Several school districts in Michigan may soon be hiring detection dogs on a contract basis. The dogs won’t be sniffing out drugs in students’ lockers and backpacks but something with the potential to be far deadlier: gunpowder and explosives.

Trained dogs are already used for this purpose at airports, sports events, parades and other places where there are lots of people gathered, but they’re increasingly being used in schools, Gregory Guidice, owner of Elite Detection K9 in Rochester Hills, Mich., told the Detroit Free Press.

The United States Police Canine Association, the oldest and largest certification group for police dogs, is also seeing an increase in private firms supplying detection dogs. “There’s more work than law enforcement can provide work for,” David Ferland, the group’s executive director, told the Detroit Free Press.

Guidice said his company has been talking to some Michigan school districts that are anticipating fall rollouts. “We are seeing more and more schools looking for this type of security because it’s proactive,” he said.

The schools would use the gunpowder and explosives detection dogs to regularly sweep the campus and to safeguard extracurricular student activities, like football games and plays.

Dogs trained to sniff out gunpowder and explosives are typically Belgian Malinois, German shepherds, golden retrievers and Labradors. Along with a willingness to be trained, the dogs must have calm temperaments and not be stressed out by crowds of people and noise.

When these dogs detect something, they sit down beside it rather than scratch at it, as drug-sniffing dogs do. “It’s a passive response,” Guidice told the Detroit Free Press. “If there’s an explosive in there, you don’t want the dog ripping at it.”

A spokeswoman for the Detroit Public Schools Community District confirmed to the Detroit Free Press that the district is considering having its own K-9 officer who could detect explosives. It wouldn’t be the Detroit school district’s first police dog—it used to have its own K-9 unit, but it was disbanded. Like many other school districts, Detroit’s currently contracts with the police department for detection dogs on an as-needed basis.

Could these dogs’ regular presence in schools help prevent mass shootings? Guidice thinks more dogs in schools makes sense. “It just makes it a harder target,” he said. “It’s much more of a proactive approach.”

In 2014, a black Labrador named QT became the first gunpowder-sniffing dog to work at schools in the United States, Randy Reaves, safety and security director for Calhoun County schools in Alabama, told The Anniston Star at the time. “We feel like the dog is going to bring a sense of relief to children,” Superintendent Joe Dyar told the newspaper.

But just as it does in regard to drug-detection dogs on school campuses, the American Civil Liberties Union (ACLU) objects to using gunpowder-sniffing dogs. “Is this what we want in our public schools?
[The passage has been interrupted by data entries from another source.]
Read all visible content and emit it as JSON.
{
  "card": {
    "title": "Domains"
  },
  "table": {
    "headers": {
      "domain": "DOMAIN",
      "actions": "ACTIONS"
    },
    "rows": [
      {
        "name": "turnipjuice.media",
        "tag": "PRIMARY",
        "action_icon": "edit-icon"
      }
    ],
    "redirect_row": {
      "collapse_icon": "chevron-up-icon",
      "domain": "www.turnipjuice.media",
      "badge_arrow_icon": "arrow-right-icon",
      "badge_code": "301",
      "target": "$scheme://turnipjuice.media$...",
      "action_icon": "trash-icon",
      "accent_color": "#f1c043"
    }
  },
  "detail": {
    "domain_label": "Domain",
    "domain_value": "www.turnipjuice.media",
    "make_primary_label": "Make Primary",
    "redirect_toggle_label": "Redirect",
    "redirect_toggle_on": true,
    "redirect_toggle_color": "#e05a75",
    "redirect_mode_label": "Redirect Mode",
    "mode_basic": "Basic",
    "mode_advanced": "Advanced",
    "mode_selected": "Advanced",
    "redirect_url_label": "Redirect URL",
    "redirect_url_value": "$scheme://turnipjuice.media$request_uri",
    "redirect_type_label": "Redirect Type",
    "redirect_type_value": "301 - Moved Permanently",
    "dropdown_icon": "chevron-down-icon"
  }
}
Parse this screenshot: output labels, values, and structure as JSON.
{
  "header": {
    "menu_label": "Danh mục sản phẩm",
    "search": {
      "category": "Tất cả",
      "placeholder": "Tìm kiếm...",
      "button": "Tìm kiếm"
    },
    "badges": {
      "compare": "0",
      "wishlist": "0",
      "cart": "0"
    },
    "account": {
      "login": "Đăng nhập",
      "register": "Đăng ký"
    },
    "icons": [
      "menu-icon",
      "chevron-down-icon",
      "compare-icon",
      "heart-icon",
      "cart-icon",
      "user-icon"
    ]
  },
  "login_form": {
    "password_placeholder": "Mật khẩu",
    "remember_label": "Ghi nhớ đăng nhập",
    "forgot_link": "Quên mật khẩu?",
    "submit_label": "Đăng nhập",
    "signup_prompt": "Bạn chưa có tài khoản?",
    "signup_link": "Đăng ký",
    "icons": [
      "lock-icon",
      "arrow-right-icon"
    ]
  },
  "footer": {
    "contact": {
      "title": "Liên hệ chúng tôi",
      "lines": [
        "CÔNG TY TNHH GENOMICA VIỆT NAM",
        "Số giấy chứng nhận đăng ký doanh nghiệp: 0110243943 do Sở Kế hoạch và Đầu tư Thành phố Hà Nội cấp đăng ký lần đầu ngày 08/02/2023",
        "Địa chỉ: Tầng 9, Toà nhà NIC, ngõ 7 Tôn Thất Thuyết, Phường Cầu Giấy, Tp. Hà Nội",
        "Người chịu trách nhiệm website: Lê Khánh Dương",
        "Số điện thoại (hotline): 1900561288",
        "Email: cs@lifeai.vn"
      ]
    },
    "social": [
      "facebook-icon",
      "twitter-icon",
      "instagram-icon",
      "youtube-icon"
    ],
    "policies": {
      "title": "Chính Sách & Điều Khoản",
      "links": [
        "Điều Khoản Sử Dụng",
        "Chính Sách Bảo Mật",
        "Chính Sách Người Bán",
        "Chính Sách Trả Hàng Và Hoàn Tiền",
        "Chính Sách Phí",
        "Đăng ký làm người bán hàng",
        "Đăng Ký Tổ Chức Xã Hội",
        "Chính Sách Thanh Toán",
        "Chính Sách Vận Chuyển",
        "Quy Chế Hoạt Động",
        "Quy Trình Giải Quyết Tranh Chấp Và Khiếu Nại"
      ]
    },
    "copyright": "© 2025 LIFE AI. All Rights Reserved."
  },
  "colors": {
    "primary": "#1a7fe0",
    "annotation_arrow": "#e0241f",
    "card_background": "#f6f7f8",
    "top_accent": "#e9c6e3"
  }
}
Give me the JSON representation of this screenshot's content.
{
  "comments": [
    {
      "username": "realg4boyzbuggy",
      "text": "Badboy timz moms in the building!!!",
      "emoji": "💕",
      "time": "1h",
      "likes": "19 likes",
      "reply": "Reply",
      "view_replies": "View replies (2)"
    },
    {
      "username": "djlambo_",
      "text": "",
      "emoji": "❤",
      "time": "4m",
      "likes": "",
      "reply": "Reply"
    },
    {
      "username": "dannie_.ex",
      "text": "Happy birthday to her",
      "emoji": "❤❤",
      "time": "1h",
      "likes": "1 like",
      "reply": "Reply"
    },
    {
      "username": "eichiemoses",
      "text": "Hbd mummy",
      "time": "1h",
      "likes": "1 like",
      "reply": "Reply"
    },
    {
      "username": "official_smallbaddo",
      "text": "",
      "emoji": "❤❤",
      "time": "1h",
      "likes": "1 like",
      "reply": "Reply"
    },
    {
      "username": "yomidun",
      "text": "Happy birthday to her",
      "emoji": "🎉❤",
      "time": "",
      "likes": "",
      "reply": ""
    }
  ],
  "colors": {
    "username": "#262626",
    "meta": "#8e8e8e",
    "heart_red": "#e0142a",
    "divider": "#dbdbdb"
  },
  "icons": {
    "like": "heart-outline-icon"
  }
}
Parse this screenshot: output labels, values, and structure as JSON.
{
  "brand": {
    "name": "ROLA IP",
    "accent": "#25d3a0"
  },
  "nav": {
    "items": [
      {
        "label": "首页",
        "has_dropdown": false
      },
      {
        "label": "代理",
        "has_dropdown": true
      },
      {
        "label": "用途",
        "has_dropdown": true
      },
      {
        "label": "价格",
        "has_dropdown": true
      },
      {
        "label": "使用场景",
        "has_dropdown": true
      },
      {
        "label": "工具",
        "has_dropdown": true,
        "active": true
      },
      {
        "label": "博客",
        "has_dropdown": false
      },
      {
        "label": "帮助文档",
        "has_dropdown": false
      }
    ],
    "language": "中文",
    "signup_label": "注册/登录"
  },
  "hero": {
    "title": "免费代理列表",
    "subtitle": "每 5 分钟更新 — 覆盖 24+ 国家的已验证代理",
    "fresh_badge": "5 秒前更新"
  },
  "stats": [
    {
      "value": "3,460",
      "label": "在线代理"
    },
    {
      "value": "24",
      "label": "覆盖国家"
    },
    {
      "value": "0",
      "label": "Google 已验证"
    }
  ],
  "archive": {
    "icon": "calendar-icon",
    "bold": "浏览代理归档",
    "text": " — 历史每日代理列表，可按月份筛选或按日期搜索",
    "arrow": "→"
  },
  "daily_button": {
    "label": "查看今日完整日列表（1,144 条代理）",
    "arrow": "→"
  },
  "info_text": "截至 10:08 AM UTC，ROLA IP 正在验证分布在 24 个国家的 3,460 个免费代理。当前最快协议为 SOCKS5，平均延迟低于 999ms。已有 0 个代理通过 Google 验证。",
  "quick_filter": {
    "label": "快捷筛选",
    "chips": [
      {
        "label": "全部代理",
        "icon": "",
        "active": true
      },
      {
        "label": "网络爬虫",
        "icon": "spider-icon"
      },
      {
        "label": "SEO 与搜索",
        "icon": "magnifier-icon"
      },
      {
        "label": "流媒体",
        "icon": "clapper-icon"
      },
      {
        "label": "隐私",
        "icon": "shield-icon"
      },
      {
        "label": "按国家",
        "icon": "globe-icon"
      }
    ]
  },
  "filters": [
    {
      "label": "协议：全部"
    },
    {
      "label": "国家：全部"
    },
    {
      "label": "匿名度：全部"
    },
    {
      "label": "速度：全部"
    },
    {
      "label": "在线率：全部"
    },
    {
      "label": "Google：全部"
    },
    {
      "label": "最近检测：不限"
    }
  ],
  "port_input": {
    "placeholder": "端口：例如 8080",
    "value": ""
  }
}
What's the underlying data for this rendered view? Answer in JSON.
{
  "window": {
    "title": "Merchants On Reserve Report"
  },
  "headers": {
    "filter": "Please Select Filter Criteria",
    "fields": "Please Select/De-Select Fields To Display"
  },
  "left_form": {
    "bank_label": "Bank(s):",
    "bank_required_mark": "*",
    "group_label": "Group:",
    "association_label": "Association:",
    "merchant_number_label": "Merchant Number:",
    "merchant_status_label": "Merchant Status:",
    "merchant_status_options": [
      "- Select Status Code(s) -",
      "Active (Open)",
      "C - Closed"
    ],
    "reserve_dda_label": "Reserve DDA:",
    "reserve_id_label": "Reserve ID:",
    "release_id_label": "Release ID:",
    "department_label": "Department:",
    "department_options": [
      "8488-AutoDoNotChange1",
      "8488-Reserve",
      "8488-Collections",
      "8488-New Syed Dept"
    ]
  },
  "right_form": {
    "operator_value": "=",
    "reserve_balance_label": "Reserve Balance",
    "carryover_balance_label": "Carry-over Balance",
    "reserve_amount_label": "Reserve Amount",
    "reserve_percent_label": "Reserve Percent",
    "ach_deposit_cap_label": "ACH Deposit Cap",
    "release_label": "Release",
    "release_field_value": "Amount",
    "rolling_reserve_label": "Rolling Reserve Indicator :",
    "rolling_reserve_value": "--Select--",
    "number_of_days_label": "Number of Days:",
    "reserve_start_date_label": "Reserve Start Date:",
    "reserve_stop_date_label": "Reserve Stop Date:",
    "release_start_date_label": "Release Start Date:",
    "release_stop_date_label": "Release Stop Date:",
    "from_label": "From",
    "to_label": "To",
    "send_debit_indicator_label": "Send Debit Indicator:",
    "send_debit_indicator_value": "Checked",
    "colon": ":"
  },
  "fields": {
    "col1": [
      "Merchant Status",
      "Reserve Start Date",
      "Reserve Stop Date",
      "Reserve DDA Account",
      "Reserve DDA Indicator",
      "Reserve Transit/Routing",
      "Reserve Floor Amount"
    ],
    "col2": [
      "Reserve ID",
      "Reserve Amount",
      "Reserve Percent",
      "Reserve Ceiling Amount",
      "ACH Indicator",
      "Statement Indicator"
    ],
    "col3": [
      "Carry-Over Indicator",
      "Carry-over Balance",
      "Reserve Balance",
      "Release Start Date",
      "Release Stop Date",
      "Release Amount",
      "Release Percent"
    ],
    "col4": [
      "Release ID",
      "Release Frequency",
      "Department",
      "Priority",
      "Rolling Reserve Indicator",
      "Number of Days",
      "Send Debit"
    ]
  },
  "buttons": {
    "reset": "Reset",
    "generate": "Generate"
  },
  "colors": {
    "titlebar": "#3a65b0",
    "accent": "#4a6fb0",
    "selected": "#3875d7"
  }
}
Treating our students like criminals?” Susan Watson, then-executive director of the Alabama chapter of the ACLU, wrote to The Star at the time. The dogs violate students’ privacy, she wrote, and pointed out that “any number of students might cause a dog to alert for participating in completely legal activities, like target practice.”

These are valid points. On the other hand, rather than serving as four-legged narcs, dogs that exclusively sniff out gunpowder and explosives on school campuses could have the potential to save lives. At least this seems like a less hare-brained preventive measure than, say, arming teachers. What do you think? Sound off in the comments section below.

Photo credit: State Farm/Flickr


Thomas M
Thomas M2 days ago

thanks for posting

Nena C
Nena C2 days ago

awesome idea, schools do not need teachers w/guns period

Frances G
Past Member 6 days ago


Mia B
Marta B6 days ago

Thank you for sharing

Maria P
Maria P9 days ago


Richard B
Richard B12 days ago

thanks very much

Ganaisha C
Ganaisha Calvin13 days ago

I hate that we live in a time where we need to ask these kinds of questions about children's safety

Ingrid A
Isabel A15 days ago

Thank you

hELEN hEARFIELD17 days ago


Leanne K
Leanne K20 days ago

Great, the dog gets shot first. Some solution